[REQUIRED WORK]: In the entries below, find each line bearing the string "Output" and copy it.

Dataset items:
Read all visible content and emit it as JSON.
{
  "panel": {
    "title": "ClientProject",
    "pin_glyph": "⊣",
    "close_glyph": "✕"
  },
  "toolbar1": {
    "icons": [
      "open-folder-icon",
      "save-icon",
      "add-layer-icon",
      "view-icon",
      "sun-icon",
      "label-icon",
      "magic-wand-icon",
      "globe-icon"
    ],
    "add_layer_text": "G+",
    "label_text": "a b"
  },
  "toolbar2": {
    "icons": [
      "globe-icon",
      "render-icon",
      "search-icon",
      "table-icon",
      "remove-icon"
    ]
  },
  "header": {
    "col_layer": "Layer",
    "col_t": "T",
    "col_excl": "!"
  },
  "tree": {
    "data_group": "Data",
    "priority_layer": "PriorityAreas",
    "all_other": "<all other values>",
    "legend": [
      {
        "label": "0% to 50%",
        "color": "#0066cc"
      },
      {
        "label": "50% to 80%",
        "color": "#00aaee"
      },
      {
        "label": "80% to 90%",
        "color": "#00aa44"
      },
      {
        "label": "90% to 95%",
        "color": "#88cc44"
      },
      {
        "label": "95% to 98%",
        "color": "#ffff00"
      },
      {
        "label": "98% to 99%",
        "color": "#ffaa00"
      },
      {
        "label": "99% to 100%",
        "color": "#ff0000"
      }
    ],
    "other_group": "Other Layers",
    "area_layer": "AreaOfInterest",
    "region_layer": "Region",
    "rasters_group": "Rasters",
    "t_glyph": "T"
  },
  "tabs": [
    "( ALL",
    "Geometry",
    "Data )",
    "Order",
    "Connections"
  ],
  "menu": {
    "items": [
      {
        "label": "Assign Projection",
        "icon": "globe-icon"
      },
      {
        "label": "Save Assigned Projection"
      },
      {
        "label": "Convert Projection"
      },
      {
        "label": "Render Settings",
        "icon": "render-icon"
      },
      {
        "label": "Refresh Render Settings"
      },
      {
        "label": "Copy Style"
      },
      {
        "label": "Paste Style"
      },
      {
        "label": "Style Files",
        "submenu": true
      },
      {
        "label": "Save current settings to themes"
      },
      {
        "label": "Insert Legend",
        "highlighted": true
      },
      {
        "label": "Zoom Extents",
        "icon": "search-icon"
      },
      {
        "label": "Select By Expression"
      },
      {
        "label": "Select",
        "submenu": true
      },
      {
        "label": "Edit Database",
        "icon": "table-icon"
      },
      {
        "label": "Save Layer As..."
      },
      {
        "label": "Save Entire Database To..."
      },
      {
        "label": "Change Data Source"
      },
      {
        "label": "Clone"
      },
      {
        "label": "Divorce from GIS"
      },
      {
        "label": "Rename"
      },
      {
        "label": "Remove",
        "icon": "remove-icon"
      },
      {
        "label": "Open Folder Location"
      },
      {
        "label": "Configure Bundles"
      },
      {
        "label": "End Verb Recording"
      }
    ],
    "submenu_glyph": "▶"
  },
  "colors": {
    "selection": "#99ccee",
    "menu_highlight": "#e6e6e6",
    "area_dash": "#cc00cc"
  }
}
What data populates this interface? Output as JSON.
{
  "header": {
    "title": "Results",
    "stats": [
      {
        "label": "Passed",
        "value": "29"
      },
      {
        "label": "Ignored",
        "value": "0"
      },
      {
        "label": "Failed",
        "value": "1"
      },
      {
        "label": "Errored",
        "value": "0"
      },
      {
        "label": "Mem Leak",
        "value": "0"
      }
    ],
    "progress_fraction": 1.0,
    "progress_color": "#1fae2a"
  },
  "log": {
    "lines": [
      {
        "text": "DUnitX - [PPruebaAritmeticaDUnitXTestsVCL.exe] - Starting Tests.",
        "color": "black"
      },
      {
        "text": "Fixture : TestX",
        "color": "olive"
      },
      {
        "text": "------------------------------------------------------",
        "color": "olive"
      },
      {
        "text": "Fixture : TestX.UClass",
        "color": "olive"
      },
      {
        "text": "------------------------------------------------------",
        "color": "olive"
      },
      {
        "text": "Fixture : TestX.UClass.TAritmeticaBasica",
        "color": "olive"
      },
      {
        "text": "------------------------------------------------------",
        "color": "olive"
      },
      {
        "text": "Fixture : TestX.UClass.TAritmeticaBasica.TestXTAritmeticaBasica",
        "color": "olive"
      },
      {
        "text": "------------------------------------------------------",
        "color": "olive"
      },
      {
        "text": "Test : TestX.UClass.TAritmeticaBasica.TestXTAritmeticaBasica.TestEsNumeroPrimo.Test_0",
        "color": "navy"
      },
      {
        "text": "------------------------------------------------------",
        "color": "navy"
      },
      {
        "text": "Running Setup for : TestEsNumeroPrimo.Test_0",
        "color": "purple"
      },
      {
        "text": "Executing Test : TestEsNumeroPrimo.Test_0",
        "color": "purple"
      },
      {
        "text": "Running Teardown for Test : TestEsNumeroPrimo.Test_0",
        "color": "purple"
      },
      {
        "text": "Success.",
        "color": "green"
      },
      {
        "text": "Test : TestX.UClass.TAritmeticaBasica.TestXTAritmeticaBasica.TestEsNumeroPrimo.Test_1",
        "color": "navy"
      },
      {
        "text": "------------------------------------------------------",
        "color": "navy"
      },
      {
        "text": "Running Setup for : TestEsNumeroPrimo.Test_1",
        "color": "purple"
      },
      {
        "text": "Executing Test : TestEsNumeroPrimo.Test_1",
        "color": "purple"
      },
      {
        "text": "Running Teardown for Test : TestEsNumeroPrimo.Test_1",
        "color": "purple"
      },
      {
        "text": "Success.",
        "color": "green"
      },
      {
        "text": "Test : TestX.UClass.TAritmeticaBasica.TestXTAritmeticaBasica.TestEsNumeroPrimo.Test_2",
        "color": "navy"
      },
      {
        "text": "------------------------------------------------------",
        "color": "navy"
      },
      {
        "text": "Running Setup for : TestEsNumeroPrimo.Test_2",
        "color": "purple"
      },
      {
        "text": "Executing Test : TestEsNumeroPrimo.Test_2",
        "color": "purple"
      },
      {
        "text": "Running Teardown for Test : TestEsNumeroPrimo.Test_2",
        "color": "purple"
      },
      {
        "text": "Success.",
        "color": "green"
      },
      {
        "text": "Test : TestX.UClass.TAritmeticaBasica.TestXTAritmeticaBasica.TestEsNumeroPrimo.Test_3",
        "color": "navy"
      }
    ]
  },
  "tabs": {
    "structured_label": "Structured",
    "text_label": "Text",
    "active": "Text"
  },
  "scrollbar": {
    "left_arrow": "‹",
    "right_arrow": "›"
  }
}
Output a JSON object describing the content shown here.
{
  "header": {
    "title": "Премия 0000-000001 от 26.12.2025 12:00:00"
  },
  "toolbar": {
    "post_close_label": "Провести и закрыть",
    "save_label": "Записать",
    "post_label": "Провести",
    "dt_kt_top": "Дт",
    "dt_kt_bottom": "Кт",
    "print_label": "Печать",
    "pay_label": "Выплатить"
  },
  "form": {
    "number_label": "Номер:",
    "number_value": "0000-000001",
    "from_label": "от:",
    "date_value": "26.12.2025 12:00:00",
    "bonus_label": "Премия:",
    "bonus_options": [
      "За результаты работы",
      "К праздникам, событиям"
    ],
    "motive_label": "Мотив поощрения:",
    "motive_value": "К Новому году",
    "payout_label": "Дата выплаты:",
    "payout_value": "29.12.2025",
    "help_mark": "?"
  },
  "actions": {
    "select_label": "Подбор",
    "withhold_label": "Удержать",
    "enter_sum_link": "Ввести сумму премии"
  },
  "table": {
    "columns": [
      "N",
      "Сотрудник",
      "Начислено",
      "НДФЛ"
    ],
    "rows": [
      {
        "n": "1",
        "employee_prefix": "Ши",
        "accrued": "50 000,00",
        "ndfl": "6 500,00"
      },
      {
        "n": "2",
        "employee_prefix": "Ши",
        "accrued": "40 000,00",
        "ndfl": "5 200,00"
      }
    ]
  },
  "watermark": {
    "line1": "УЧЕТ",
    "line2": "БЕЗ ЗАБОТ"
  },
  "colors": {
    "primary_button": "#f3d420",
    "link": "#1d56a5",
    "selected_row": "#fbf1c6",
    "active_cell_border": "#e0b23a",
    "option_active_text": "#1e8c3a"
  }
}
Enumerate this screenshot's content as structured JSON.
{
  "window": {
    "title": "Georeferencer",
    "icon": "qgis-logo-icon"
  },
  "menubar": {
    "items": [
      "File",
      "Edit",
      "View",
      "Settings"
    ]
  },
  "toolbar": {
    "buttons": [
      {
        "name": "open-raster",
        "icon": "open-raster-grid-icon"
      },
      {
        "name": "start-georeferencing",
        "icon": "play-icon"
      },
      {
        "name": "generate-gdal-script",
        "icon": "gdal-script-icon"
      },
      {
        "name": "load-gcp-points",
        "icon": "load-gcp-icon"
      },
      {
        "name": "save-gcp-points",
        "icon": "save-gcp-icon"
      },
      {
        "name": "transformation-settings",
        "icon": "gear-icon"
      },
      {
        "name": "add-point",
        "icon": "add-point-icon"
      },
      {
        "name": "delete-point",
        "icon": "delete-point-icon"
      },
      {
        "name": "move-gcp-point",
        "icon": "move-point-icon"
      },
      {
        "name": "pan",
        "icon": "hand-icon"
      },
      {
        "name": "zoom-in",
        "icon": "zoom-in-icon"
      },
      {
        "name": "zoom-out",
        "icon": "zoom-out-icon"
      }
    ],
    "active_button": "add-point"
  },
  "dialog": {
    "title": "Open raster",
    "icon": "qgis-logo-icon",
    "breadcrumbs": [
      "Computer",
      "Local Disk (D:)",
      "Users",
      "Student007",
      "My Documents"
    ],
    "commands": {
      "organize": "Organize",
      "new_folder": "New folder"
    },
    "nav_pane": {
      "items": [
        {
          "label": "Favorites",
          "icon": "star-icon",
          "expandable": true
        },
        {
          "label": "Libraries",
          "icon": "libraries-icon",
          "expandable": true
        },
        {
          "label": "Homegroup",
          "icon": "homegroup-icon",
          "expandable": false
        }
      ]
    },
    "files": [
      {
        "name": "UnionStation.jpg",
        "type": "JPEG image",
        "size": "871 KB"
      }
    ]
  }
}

[EXERCISE ANSWER]:
What data populates this interface? Output as JSON.
Output a JSON object describing the content shown here.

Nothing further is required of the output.